Below are records; copy every line among them that contains the word "title".

## PROVIDED INFORMATION
+++++

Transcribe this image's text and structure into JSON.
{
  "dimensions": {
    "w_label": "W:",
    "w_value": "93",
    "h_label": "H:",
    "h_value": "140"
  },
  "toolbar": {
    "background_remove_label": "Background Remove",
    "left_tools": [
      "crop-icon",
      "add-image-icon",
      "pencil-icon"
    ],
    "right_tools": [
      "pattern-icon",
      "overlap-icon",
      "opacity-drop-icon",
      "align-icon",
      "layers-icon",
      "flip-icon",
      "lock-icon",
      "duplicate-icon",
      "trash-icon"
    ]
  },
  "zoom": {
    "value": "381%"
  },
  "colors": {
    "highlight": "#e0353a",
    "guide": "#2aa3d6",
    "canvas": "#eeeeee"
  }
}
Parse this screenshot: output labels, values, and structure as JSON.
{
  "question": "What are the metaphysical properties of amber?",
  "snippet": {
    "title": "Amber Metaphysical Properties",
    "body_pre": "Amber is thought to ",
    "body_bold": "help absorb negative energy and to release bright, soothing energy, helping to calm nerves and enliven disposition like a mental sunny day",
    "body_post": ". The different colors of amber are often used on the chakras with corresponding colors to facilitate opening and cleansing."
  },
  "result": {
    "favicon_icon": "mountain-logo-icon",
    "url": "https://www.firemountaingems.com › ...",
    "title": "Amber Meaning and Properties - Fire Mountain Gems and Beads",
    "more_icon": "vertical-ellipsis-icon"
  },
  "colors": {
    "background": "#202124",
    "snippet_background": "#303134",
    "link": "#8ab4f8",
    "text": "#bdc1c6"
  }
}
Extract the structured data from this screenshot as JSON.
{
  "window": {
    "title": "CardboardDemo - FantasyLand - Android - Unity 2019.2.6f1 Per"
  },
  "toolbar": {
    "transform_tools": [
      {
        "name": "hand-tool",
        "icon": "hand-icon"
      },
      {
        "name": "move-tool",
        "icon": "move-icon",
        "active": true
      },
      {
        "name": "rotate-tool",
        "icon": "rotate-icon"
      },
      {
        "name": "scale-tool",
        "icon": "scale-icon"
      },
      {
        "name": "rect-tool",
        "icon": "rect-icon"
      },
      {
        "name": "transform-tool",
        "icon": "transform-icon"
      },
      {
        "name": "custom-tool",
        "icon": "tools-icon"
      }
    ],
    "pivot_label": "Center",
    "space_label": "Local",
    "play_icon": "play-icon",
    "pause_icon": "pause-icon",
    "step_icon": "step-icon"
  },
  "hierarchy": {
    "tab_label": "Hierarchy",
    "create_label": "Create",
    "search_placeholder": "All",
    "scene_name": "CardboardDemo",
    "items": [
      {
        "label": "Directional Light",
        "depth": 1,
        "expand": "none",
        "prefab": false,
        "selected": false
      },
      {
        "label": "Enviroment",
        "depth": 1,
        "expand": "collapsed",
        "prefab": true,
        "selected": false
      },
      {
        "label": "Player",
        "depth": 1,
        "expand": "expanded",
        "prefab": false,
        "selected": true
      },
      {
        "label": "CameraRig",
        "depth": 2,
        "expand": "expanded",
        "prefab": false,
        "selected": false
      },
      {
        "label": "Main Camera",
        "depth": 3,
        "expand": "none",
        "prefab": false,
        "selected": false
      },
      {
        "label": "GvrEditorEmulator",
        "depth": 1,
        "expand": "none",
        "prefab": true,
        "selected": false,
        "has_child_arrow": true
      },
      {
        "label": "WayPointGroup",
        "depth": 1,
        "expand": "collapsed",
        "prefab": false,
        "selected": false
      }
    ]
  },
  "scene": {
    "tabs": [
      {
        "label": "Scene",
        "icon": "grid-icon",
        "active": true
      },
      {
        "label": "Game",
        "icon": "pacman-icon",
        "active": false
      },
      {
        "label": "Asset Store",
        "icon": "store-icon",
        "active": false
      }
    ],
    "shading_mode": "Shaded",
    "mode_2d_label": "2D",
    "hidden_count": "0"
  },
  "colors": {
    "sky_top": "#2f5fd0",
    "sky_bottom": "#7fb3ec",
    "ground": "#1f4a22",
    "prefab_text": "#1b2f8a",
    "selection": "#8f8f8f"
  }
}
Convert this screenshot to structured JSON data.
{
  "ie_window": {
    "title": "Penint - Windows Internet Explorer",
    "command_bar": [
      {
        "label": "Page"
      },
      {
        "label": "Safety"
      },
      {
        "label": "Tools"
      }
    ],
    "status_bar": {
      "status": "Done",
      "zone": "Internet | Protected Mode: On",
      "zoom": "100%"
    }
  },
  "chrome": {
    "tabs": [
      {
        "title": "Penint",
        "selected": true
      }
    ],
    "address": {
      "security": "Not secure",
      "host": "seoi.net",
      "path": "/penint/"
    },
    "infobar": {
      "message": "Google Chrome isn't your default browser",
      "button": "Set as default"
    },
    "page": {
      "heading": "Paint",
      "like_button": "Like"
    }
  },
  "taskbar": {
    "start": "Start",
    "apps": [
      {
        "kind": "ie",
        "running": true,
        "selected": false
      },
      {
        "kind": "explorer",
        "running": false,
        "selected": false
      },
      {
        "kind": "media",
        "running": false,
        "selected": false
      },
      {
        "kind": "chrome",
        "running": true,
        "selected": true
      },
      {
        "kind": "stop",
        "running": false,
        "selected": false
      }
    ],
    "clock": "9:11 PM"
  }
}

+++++

## OUTPUT BELOW
    "title": "Amber Metaphysical Properties",
    "title": "Amber Meaning and Properties - Fire Mountain Gems and Beads",
    "title": "CardboardDemo - FantasyLand - Android - Unity 2019.2.6f1 Per"
    "title": "Penint - Windows Internet Explorer",
        "title": "Penint",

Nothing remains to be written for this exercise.